U.S.: New Chinese Activity at South China Sea Shoal
The United States has seen Chinese activity around a reef China seized from the Philippines nearly four years ago that could be a precursor to more land reclamation in the disputed South China Sea, the U.S. Navy chief said on Thursday.
The head of U.S. naval operations, Admiral John Richardson, expressed concern that an international court ruling expected in coming weeks on a case brought by the Philippines against China over its South China Sea claims could be a trigger for Beijing to declare an exclusion zone in the busy trade route.
Richardson told Reuters the United States was weighing responses to such a move.
China claims most of the South China Sea, through which more than $5 trillion in global trade passes every year.
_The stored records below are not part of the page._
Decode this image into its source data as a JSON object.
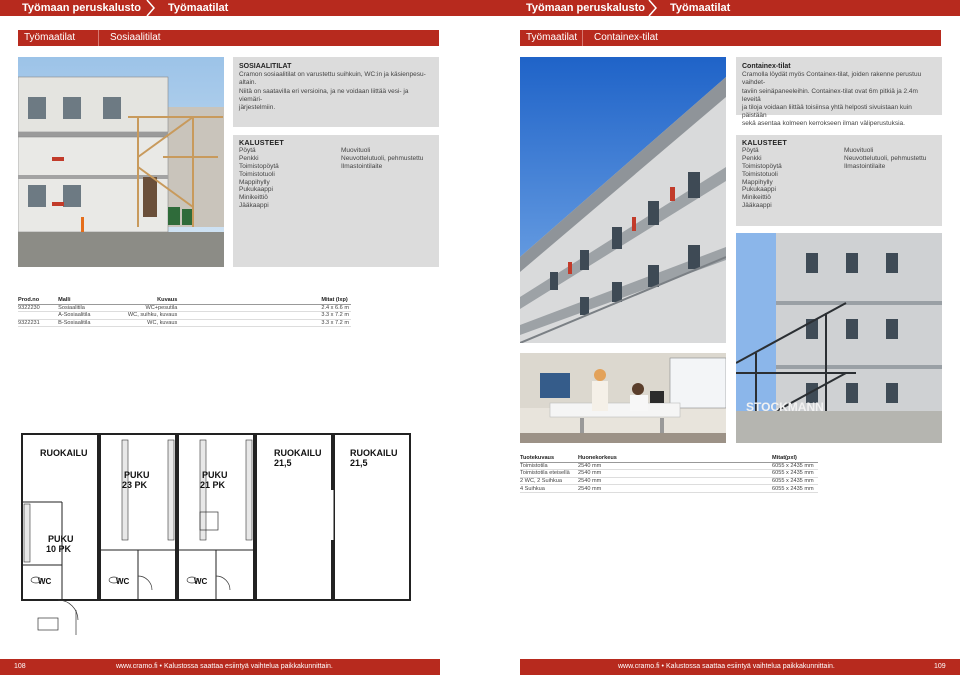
{
  "header": {
    "left_section": "Työmaan peruskalusto",
    "left_page": "Työmaatilat",
    "right_section": "Työmaan peruskalusto",
    "right_page": "Työmaatilat"
  },
  "left_page": {
    "bar_category": "Työmaatilat",
    "bar_subcategory": "Sosiaalitilat",
    "info_title": "SOSIAALITILAT",
    "info_text_1": "Cramon sosiaalitilat on varustettu suihkuin, WC:in ja käsienpesu-",
    "info_text_2": "altain.",
    "info_text_3": "Niitä on saatavilla eri versioina, ja ne voidaan liittää vesi- ja viemäri-",
    "info_text_4": "järjestelmiin.",
    "furniture_title": "KALUSTEET",
    "furniture_col1": [
      "Pöytä",
      "Penkki",
      "Toimistopöytä",
      "Toimistotuoli",
      "Mappihylly",
      "Pukukaappi",
      "Minikeittiö",
      "Jääkaappi"
    ],
    "furniture_col2": [
      "Muovituoli",
      "Neuvottelutuoli, pehmustettu",
      "Ilmastointilaite"
    ],
    "table_headers": [
      "Prod.no",
      "Malli",
      "Kuvaus",
      "Mitat (lxp)"
    ],
    "table_rows": [
      [
        "9322230",
        "Sosiaalitila",
        "WC+pesutila",
        "2.4 x 6.6 m"
      ],
      [
        "",
        "A-Sosiaalitila",
        "WC, suihku, kuvaus",
        "3.3 x 7.2 m"
      ],
      [
        "9322231",
        "B-Sosiaalitila",
        "WC, kuvaus",
        "3.3 x 7.2 m"
      ]
    ],
    "plan_labels": {
      "r1": "RUOKAILU",
      "r1b": "PUKU",
      "r1c": "10 PK",
      "r2": "PUKU",
      "r2b": "23 PK",
      "r3": "PUKU",
      "r3b": "21 PK",
      "r4": "RUOKAILU",
      "r4b": "21,5",
      "r5": "RUOKAILU",
      "r5b": "21,5",
      "wc": "WC"
    }
  },
  "right_page": {
    "bar_category": "Työmaatilat",
    "bar_subcategory": "Containex-tilat",
    "info_title": "Containex-tilat",
    "info_text_1": "Cramolla löydät myös Containex-tilat, joiden rakenne perustuu vaihdet-",
    "info_text_2": "taviin seinäpaneeleihin. Containex-tilat ovat 6m pitkiä ja 2.4m leveitä",
    "info_text_3": "ja tiloja voidaan liittää toisiinsa yhtä helposti sivuistaan kuin päistään",
    "info_text_4": "sekä asentaa kolmeen kerrokseen ilman väliperustuksia.",
    "furniture_title": "KALUSTEET",
    "furniture_col1": [
      "Pöytä",
      "Penkki",
      "Toimistopöytä",
      "Toimistotuoli",
      "Mappihylly",
      "Pukukaappi",
      "Minikeittiö",
      "Jääkaappi"
    ],
    "furniture_col2": [
      "Muovituoli",
      "Neuvottelutuoli, pehmustettu",
      "Ilmastointilaite"
    ],
    "table_headers": [
      "Tuotekuvaus",
      "Huonekorkeus",
      "",
      "Mitat(pxl)"
    ],
    "table_rows": [
      [
        "Toimistotila",
        "2540 mm",
        "",
        "6055 x 2435 mm"
      ],
      [
        "Toimistotila eteisellä",
        "2540 mm",
        "",
        "6055 x 2435 mm"
      ],
      [
        "2 WC, 2 Suihkua",
        "2540 mm",
        "",
        "6055 x 2435 mm"
      ],
      [
        "4 Suihkua",
        "2540 mm",
        "",
        "6055 x 2435 mm"
      ]
    ],
    "sign_text": "STOCKMANN"
  },
  "footer": {
    "left_page_no": "108",
    "left_text": "www.cramo.fi • Kalustossa saattaa esiintyä vaihtelua paikkakunnittain.",
    "right_text": "www.cramo.fi • Kalustossa saattaa esiintyä vaihtelua paikkakunnittain.",
    "right_page_no": "109"
  },
  "colors": {
    "brand_red": "#b72a1e",
    "grey_box": "#dcdcdc"
  }
}
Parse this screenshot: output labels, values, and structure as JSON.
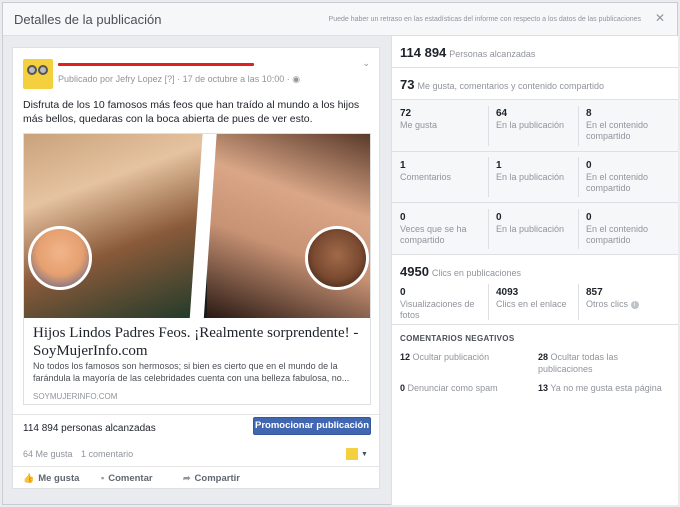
{
  "header": {
    "title": "Detalles de la publicación",
    "note": "Puede haber un retraso en las estadísticas del informe con respecto a los datos de las publicaciones",
    "close": "✕"
  },
  "post": {
    "published_by_prefix": "Publicado por",
    "author": "Jefry Lopez",
    "help_mark": "[?]",
    "date": "· 17 de octubre a las 10:00 ·",
    "text": "Disfruta de los 10 famosos más feos que han traído al mundo a los hijos más bellos, quedaras con la boca abierta de pues de ver esto.",
    "link": {
      "title": "Hijos Lindos Padres Feos. ¡Realmente sorprendente! - SoyMujerInfo.com",
      "description": "No todos los famosos son hermosos; si bien es cierto que en el mundo de la farándula la mayoría de las celebridades cuenta con una belleza fabulosa, no...",
      "domain": "SOYMUJERINFO.COM"
    },
    "reach_text": "114 894 personas alcanzadas",
    "promote_label": "Promocionar publicación",
    "likes_label": "64 Me gusta",
    "comments_label": "1 comentario",
    "actions": {
      "like": "Me gusta",
      "comment": "Comentar",
      "share": "Compartir"
    }
  },
  "insights": {
    "reach": {
      "value": "114 894",
      "label": "Personas alcanzadas"
    },
    "engagement": {
      "value": "73",
      "label": "Me gusta, comentarios y contenido compartido"
    },
    "grid": [
      [
        {
          "value": "72",
          "label": "Me gusta"
        },
        {
          "value": "64",
          "label": "En la publicación"
        },
        {
          "value": "8",
          "label": "En el contenido compartido"
        }
      ],
      [
        {
          "value": "1",
          "label": "Comentarios"
        },
        {
          "value": "1",
          "label": "En la publicación"
        },
        {
          "value": "0",
          "label": "En el contenido compartido"
        }
      ],
      [
        {
          "value": "0",
          "label": "Veces que se ha compartido"
        },
        {
          "value": "0",
          "label": "En la publicación"
        },
        {
          "value": "0",
          "label": "En el contenido compartido"
        }
      ]
    ],
    "clicks": {
      "value": "4950",
      "label": "Clics en publicaciones"
    },
    "click_breakdown": [
      {
        "value": "0",
        "label": "Visualizaciones de fotos"
      },
      {
        "value": "4093",
        "label": "Clics en el enlace"
      },
      {
        "value": "857",
        "label": "Otros clics"
      }
    ],
    "negative": {
      "heading": "COMENTARIOS NEGATIVOS",
      "items": [
        {
          "value": "12",
          "label": "Ocultar publicación"
        },
        {
          "value": "28",
          "label": "Ocultar todas las publicaciones"
        },
        {
          "value": "0",
          "label": "Denunciar como spam"
        },
        {
          "value": "13",
          "label": "Ya no me gusta esta página"
        }
      ]
    }
  },
  "colors": {
    "brand": "#4267b2",
    "redaction": "#e0201c"
  }
}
Vietnam, Malaysia, Brunei, the Philippines and Taiwan have rival claims.
Richardson said the U.S. military had seen Chinese activity around Scarborough Shoal in the northern part of the Spratly archipelago, about 125 miles (200 km) west of the Philippine base of Subic Bay.
"I think we see some surface ship activity and those sorts of things, survey type of activity, going on. That's an area of concern ... a next possible area of reclamation," he said.
Richardson said it was unclear if the activity near the reef, which China seized in 2012, was related to the pending arbitration decision.
Asked about Richardson's statement, Lu Kang, a spokesman for China's Ministry of Foreign Affairs, said it was hypocritical for the United States to criticize China for militarizing the region when it carries out its own naval patrols there.
"This is really laughable and preposterous," he said.
The Philippine foreign ministry said it had yet to receive a report about Chinese activity in Scarborough Shoal.
A Philippine military official who declined to be identified because he is not authorized to speak to the media said he was unaware of a Chinese survey ship in the area.
"China already has de facto control over the shoal since 2012 and they always have two to three coastguard ships there. We are also monitoring their activities and movements," the official told reporters.
Richardson said China's pursuit of South China Sea territory, which has included massive land reclamation to create artificial islands elsewhere in the Spratlys, threatened to reverse decades of open access and introduce new "rules" that required countries to obtain permission before transiting those waters.
He said that was a worry given that 30 percent of the world's trade passes through the region.
Asked whether China could respond to the ruling by the court of arbitration in The Hague by declaring an air defense identification zone, or ADIZ, as it did to the north, in the East China Sea, in 2013, Richardson said: "It's definitely a concern.
"We will just have to see what happens," he said. "We think about contingencies and ... responses."
Richardson said the United States planned to continue carrying out freedom-of-navigation exercises within 12 nautical miles of disputed South China Sea geographical features to underscore its concerns about keeping sea lanes open.
The United States responded to the East China Sea ADIZ by flying B-52 bombers through the zone in a show of force in November 2013.
Richardson said he was struck by how China's increasing militarization of the South China Sea had increased the willingness of other countries in the region to work together.
India and Japan have joined the U.S. Navy in the Malabar naval exercise since 2014, and were due to take part again this year in an even more complex exercise that will take place in an area close to the East and South China Seas.
South Korea, Japan and the United States were also working together more closely than ever before, he said.
Richardson said the United States would welcome the participation of other countries in joint patrols in the South China Sea, but those decisions needed to be made by the countries in question.
He said the U.S. military saw good opportunities to build and rebuild relationships with countries such as Vietnam, the Philippines and India, which have all realized the importance of safeguarding the freedom of the seas.
He cited India's recent hosting of an international fleet review that included 75 ships from 50 navies, and said the United States was exploring opportunities to increase its use of ports in the Philippines and Vietnam, among others - including the former U.S. naval base at Vietnam's Cam Ranh Bay.
But he said Washington needed to proceed judiciously rather than charging in "very fast and very heavy," given the enormous influence and importance of the Chinese economy in the region.
"We have to be sophisticated in how we approach this so that we don't force any of our partners into an uncomfortable position where they have to make tradeoffs that are not in their best interest," he said.
"We would hope to have an approach that would ... include us a primary partner but not necessarily to the exclusion of other partners in the region."